-- Data for processing follows --

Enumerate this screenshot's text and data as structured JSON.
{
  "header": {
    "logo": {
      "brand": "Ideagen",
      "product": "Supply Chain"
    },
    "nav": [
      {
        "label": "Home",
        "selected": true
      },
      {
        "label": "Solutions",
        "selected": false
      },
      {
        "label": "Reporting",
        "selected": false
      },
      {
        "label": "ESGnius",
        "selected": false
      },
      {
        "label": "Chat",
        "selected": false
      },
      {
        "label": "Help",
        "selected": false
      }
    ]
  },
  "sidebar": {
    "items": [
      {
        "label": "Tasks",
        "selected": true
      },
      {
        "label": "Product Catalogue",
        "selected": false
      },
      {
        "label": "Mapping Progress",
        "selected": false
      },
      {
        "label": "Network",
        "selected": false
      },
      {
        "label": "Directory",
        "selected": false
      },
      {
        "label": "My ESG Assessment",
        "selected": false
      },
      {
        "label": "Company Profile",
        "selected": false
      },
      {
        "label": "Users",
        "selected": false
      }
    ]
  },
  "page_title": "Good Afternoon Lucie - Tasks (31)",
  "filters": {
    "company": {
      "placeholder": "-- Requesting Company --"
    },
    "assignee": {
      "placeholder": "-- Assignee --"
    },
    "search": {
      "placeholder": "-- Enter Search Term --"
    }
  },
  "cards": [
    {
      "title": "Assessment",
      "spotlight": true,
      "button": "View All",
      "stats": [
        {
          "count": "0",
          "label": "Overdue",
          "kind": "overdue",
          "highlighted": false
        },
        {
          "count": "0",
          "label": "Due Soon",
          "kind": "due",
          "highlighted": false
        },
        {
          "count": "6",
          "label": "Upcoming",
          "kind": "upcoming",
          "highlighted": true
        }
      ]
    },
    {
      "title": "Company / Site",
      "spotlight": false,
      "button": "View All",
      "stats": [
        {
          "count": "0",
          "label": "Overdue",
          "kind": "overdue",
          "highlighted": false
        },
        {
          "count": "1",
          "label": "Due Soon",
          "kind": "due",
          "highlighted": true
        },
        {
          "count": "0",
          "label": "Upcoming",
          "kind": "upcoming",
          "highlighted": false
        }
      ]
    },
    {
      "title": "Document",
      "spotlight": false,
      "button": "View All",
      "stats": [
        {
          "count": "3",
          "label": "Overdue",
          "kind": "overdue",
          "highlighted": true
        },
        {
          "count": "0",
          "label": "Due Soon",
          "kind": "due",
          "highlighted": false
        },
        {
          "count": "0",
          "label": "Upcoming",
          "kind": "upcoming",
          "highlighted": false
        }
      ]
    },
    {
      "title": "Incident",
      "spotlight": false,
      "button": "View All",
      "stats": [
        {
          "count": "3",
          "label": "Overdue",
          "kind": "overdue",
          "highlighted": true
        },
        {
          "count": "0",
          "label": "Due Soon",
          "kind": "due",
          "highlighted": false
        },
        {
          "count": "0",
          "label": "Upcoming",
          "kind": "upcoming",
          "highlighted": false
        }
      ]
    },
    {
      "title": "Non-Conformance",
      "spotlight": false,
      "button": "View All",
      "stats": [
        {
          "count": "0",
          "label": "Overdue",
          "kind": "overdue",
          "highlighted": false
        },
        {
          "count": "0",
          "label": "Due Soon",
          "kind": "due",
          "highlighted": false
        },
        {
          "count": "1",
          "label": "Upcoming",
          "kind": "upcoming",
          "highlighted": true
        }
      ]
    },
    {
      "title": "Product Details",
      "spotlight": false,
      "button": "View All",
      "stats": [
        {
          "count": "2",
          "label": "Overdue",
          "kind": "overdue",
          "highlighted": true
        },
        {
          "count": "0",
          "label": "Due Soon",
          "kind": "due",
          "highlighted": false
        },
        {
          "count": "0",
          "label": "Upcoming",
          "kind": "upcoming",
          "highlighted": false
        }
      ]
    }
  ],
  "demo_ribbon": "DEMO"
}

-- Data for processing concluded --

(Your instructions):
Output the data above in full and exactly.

(Response below):
Enumerate this screenshot's text and data as structured JSON.
{
  "header": {
    "logo": {
      "brand": "Ideagen",
      "product": "Supply Chain"
    },
    "nav": [
      {
        "label": "Home",
        "selected": true
      },
      {
        "label": "Solutions",
        "selected": false
      },
      {
        "label": "Reporting",
        "selected": false
      },
      {
        "label": "ESGnius",
        "selected": false
      },
      {
        "label": "Chat",
        "selected": false
      },
      {
        "label": "Help",
        "selected": false
      }
    ]
  },
  "sidebar": {
    "items": [
      {
        "label": "Tasks",
        "selected": true
      },
      {
        "label": "Product Catalogue",
        "selected": false
      },
      {
        "label": "Mapping Progress",
        "selected": false
      },
      {
        "label": "Network",
        "selected": false
      },
      {
        "label": "Directory",
        "selected": false
      },
      {
        "label": "My ESG Assessment",
        "selected": false
      },
      {
        "label": "Company Profile",
        "selected": false
      },
      {
        "label": "Users",
        "selected": false
      }
    ]
  },
  "page_title": "Good Afternoon Lucie - Tasks (31)",
  "filters": {
    "company": {
      "placeholder": "-- Requesting Company --"
    },
    "assignee": {
      "placeholder": "-- Assignee --"
    },
    "search": {
      "placeholder": "-- Enter Search Term --"
    }
  },
  "cards": [
    {
      "title": "Assessment",
      "spotlight": true,
      "button": "View All",
      "stats": [
        {
          "count": "0",
          "label": "Overdue",
          "kind": "overdue",
          "highlighted": false
        },
        {
          "count": "0",
          "label": "Due Soon",
          "kind": "due",
          "highlighted": false
        },
        {
          "count": "6",
          "label": "Upcoming",
          "kind": "upcoming",
          "highlighted": true
        }
      ]
    },
    {
      "title": "Company / Site",
      "spotlight": false,
      "button": "View All",
      "stats": [
        {
          "count": "0",
          "label": "Overdue",
          "kind": "overdue",
          "highlighted": false
        },
        {
          "count": "1",
          "label": "Due Soon",
          "kind": "due",
          "highlighted": true
        },
        {
          "count": "0",
          "label": "Upcoming",
          "kind": "upcoming",
          "highlighted": false
        }
      ]
    },
    {
      "title": "Document",
      "spotlight": false,
      "button": "View All",
      "stats": [
        {
          "count": "3",
          "label": "Overdue",
          "kind": "overdue",
          "highlighted": true
        },
        {
          "count": "0",
          "label": "Due Soon",
          "kind": "due",
          "highlighted": false
        },
        {
          "count": "0",
          "label": "Upcoming",
          "kind": "upcoming",
          "highlighted": false
        }
      ]
    },
    {
      "title": "Incident",
      "spotlight": false,
      "button": "View All",
      "stats": [
        {
          "count": "3",
          "label": "Overdue",
          "kind": "overdue",
          "highlighted": true
        },
        {
          "count": "0",
          "label": "Due Soon",
          "kind": "due",
          "highlighted": false
        },
        {
          "count": "0",
          "label": "Upcoming",
          "kind": "upcoming",
          "highlighted": false
        }
      ]
    },
    {
      "title": "Non-Conformance",
      "spotlight": false,
      "button": "View All",
      "stats": [
        {
          "count": "0",
          "label": "Overdue",
          "kind": "overdue",
          "highlighted": false
        },
        {
          "count": "0",
          "label": "Due Soon",
          "kind": "due",
          "highlighted": false
        },
        {
          "count": "1",
          "label": "Upcoming",
          "kind": "upcoming",
          "highlighted": true
        }
      ]
    },
    {
      "title": "Product Details",
      "spotlight": false,
      "button": "View All",
      "stats": [
        {
          "count": "2",
          "label": "Overdue",
          "kind": "overdue",
          "highlighted": true
        },
        {
          "count": "0",
          "label": "Due Soon",
          "kind": "due",
          "highlighted": false
        },
        {
          "count": "0",
          "label": "Upcoming",
          "kind": "upcoming",
          "highlighted": false
        }
      ]
    }
  ],
  "demo_ribbon": "DEMO"
}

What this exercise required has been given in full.